Website and app data records

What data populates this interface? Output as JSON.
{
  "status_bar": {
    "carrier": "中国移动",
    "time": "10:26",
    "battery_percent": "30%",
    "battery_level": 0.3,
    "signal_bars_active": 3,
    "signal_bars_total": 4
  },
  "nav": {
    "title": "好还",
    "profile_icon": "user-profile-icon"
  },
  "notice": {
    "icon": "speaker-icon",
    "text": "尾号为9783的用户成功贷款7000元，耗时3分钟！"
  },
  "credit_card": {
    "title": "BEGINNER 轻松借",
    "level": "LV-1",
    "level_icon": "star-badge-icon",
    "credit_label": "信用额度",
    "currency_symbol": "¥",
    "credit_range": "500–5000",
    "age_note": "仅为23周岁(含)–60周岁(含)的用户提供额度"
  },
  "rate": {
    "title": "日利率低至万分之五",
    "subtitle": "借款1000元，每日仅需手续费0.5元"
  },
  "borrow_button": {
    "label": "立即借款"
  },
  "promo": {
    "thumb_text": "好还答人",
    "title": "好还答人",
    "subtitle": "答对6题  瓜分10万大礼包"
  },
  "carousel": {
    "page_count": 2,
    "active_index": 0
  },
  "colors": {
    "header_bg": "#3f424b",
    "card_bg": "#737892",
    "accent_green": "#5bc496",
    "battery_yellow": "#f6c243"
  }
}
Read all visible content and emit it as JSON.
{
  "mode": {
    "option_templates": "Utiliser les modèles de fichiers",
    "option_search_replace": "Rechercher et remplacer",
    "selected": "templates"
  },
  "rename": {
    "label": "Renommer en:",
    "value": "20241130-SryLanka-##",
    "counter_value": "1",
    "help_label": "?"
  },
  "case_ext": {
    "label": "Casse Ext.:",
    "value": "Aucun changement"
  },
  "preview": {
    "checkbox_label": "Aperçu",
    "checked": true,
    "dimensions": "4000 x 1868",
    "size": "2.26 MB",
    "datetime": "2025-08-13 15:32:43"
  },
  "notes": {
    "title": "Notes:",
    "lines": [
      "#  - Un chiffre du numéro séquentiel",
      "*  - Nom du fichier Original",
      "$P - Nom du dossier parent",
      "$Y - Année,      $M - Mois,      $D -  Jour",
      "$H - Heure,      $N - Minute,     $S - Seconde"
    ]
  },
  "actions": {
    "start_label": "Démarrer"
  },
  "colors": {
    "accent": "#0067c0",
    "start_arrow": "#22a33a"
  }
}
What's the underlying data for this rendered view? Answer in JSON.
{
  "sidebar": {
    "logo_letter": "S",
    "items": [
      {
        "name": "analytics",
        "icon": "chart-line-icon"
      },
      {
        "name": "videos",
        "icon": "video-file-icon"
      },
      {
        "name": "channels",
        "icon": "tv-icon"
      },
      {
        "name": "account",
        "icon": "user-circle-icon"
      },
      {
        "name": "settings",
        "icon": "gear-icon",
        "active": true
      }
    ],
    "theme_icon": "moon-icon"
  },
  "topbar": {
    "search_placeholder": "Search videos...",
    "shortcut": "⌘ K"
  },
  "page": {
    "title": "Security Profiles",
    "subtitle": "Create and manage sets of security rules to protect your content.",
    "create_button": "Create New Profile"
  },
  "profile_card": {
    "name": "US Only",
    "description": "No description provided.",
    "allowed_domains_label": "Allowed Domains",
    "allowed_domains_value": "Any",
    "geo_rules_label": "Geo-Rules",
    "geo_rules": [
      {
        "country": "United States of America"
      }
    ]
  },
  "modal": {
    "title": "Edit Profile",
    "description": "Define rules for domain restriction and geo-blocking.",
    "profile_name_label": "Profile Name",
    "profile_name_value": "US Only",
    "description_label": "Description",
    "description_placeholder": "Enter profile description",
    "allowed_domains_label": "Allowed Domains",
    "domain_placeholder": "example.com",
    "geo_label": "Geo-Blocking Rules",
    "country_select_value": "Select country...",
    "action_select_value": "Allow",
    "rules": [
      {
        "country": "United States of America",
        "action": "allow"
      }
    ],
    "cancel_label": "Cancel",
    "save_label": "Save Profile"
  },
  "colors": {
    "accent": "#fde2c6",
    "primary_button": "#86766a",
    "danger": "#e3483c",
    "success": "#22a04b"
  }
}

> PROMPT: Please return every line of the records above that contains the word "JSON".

> ANSWER:
What data populates this interface? Output as JSON.
Read all visible content and emit it as JSON.
What's the underlying data for this rendered view? Answer in JSON.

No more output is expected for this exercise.